Contrarily, Zawacki mentioned there may be some consequences to the body cameras being implemented.

“My only fear would be the public would be afraid to call [the police] thinking [the footage] is going to be on the evening news on TV,” Zawacki said. “But, when you put everything on the scales of justice, I think [they’re] a good thing.”

When dealing with body cameras, the UPD is aware of the privacy issues that could come into question. According to Barrett, the body camera is only turned on under certain circumstances.

A body camera is strapped to the chest of Capt. Kieran Barrett of the University Police Department.
Heather Berzak | The Montclarion

“For incidents such as medicals, such as motor vehicle accidents, crimes that are occurring and crimes that are reported to us and those are all calls for service and are all within the realm of being recorded,” Barrett said. “This is where people live, this is where people work, so it’s not something where we’re surreptitiously recording people and just saying, ‘I’d like to record this person.’ It has to be for a specific incident and those are set forth in guidelines and training as well.”

Following guidelines established by the New Jersey Attorney General, the department developed a policy document that explains protocols on when and how police officers can use the cameras. There’s a tab on frequently asked questions regarding body cameras on the university’s website under the campus police’s page.
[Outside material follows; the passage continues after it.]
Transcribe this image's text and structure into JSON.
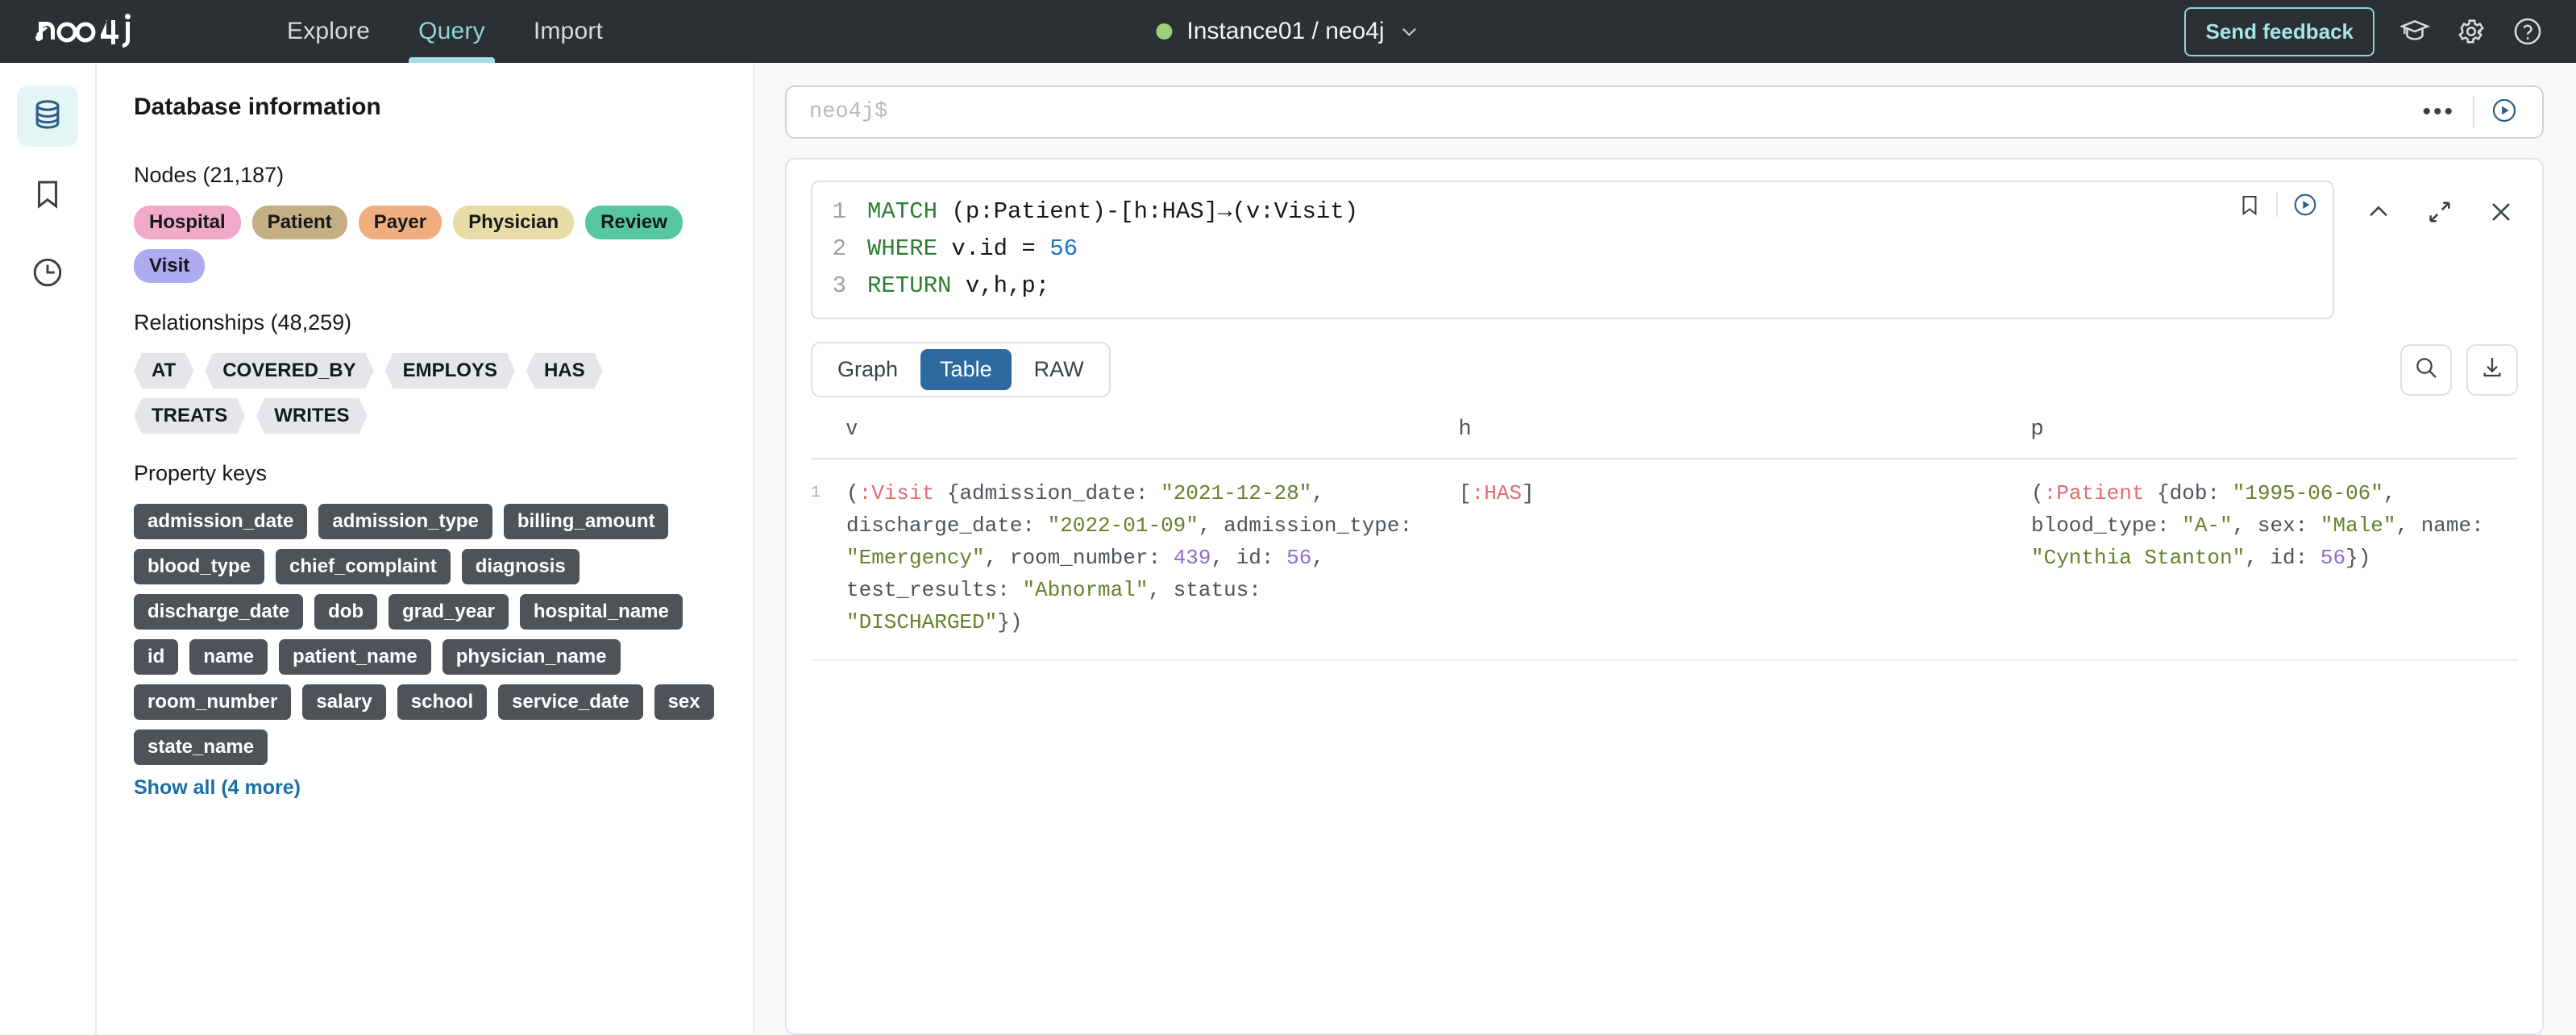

Undeclared freshman Max Bastos believes body cameras on officers will eliminate the need to second guess the details of an incident.

“I think body cameras on police officers are a good thing because it will take away any doubts about what happened in a certain time or place,” Bastos said.

On Sept. 6 of 2018, a viral video surfaced of campus police officers making arrests on several students near the Village Apartments. With the protocol they followed, many students questioned if the officers were too forceful in their actions.

According to Barrett, that incident did not play a role in the university’s decision to invest in body cameras.

“That incident did not precipitate the buying of cameras, the decision to move forward with cameras [or] speed up the process,” Barrett said. “But I can recognize why some people would say, ‘Oh, you had this incident, now all of a sudden you’re getting cameras.’”

A still shot from the police body camera of Capt. Barrett shows The Montclarion’s News Editor Heather Berzak sitting across from him during an interview.
Photo courtesy of the University Police Department

He continued to say that having body cameras may not have changed the outcome of that situation, but may have assisted in providing another perspective on the arrests.

Senior television and digital media major Jasvinder Singh believes body cameras only act as a benefit to the campus community.

“I do believe it is a good idea because it protects not only the police, it protects the person on the other side of the camera, so it protects both parties,” Singh said. “If the police are doing the right thing, they should have nothing to worry about.”

Bleiberg mentioned in her press release that if people have additional questions on the body-cam policy, they are free to contact Barrett or email the UPD.

Join the Conversation